That the official story published in The Oregonian, which is owned and operated by the media conglomerate Advance Media out of New York City, consisted of a lengthy quotation from the PPD’s snarky statement is symptomatic of the public elision of brutality through the targeted arrest of journalists, and goes further to expose the mentality of gentrification pushing a growing underclass of poor and houseless people, especially people of color, into situations of despair, hunger, and systemic poverty. The police may as well have written the story themselves, as the major newspaper remains a mouthpiece for corporations using the police to sweep their externalities under the rug. From targeted arrests of journalists to disseminating false information, the police propaganda screen shields the processes of accumulation and exploitation with a thin blue line on which is typed, boldly in sans-serif font, “I am Darren Wilson.”

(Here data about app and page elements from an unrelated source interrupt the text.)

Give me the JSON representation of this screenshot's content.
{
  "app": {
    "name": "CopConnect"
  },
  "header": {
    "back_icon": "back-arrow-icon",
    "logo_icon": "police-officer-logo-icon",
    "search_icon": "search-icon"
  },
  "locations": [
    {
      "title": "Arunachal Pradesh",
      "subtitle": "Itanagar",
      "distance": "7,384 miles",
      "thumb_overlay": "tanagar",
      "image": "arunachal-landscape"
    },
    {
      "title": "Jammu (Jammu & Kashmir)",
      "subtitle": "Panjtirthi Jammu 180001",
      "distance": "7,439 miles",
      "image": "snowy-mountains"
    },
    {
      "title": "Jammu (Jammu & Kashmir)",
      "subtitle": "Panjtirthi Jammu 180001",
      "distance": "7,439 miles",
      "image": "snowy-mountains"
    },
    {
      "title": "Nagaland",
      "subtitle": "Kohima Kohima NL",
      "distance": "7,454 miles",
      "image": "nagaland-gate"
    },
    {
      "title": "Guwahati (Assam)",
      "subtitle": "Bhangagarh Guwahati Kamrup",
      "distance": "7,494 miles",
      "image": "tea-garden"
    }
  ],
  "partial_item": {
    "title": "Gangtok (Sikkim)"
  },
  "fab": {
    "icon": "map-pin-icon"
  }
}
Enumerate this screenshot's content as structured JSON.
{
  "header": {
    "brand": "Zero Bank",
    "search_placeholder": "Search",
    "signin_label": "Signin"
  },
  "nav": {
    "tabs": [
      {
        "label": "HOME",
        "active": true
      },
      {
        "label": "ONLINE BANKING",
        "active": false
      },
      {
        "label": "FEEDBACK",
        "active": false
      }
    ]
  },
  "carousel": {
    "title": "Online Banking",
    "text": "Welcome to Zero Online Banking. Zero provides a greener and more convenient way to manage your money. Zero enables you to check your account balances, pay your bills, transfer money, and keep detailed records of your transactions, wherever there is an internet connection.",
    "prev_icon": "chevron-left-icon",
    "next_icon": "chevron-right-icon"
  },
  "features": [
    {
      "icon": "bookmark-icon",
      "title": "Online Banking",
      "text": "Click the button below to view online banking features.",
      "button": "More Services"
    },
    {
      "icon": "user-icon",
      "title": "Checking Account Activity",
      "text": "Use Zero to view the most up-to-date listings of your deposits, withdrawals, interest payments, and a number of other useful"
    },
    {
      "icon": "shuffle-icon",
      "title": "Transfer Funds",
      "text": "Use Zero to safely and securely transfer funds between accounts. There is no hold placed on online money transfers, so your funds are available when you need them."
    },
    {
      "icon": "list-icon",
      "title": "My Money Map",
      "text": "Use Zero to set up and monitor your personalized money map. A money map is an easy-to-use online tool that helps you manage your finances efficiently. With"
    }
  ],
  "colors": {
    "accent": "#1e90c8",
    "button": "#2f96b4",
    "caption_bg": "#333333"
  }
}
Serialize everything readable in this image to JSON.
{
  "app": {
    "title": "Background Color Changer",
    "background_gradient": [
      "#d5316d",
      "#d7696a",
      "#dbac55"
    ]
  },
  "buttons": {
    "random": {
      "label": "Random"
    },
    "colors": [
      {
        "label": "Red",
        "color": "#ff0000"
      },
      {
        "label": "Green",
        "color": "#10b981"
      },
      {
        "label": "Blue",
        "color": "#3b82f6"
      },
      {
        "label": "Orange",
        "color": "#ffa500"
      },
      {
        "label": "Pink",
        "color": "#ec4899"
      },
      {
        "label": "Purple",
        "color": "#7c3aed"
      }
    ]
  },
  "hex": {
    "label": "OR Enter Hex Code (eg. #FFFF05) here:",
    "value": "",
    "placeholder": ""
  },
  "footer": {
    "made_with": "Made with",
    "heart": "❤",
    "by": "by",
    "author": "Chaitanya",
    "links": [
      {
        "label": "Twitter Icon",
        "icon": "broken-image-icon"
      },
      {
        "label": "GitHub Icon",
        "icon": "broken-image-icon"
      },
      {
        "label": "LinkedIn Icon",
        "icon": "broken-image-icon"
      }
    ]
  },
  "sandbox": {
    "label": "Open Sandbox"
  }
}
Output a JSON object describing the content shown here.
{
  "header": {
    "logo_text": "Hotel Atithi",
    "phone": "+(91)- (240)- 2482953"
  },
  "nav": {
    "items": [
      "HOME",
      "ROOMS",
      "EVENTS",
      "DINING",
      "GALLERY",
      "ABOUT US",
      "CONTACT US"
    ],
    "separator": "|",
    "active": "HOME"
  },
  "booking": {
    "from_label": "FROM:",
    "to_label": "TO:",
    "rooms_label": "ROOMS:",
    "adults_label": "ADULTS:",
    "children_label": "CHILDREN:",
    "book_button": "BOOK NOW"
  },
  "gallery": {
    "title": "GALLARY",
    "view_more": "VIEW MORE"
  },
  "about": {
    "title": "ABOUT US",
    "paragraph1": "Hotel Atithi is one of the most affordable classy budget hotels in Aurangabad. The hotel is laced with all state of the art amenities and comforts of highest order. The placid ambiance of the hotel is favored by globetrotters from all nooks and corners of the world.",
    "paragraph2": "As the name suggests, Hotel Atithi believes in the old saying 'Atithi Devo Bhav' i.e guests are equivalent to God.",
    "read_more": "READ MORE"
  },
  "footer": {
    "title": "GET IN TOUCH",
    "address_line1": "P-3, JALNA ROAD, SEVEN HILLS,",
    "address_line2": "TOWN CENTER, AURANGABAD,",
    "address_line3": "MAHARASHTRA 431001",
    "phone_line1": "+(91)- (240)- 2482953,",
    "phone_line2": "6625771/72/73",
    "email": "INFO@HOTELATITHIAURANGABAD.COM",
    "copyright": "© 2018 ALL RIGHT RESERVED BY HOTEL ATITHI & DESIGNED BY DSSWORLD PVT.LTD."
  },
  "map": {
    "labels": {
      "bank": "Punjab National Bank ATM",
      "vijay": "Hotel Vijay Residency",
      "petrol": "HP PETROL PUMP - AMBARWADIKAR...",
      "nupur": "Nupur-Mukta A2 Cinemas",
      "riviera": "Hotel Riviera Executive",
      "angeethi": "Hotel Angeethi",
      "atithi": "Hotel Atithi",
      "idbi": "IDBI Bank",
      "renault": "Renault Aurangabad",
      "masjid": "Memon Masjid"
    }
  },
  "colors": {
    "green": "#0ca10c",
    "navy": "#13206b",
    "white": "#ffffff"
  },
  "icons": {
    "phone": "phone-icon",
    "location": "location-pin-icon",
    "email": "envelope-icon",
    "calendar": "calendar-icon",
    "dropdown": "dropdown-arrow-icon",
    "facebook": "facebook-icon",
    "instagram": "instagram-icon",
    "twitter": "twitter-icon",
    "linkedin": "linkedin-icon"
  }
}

The order of the day is a disgrace to the constitution, although that document, itself, was written with such concomitant contradiction as to lay the fundamentally fractured basis for the crises of capitalism and racism intrinsic within Imperial systems. While Storm and the other two officers were forced to take their avatars identifying as Darren Wilson off Facebook by the beleaguered Police Chief Mike Reece, who is set to retire in January after taking the brunt of an incisive police audit earlier this year, their gesture was supported by 19 other police officers who clicked “like” on the “I am Darren Wilson” Facebook page—a reminder of the corruption, carelessness, and conceit that chokes the city from within. Who will be the next Mike Brown, the next Aaron Campbell? The next Darren Wilson, the next Ron Frashour? Will justice ever reach the towers of perfide Portlandia?
Alexander Reid Ross is a contributing moderator of the Earth First! Newswire and works for Bark. He is the editor of Grabbing Back: Essays Against the Global Land Grab (AK Press 2014) and a contributor to Life During Wartime (AK Press 2013). This article is also being published at earthfirstjournal.org/newswire.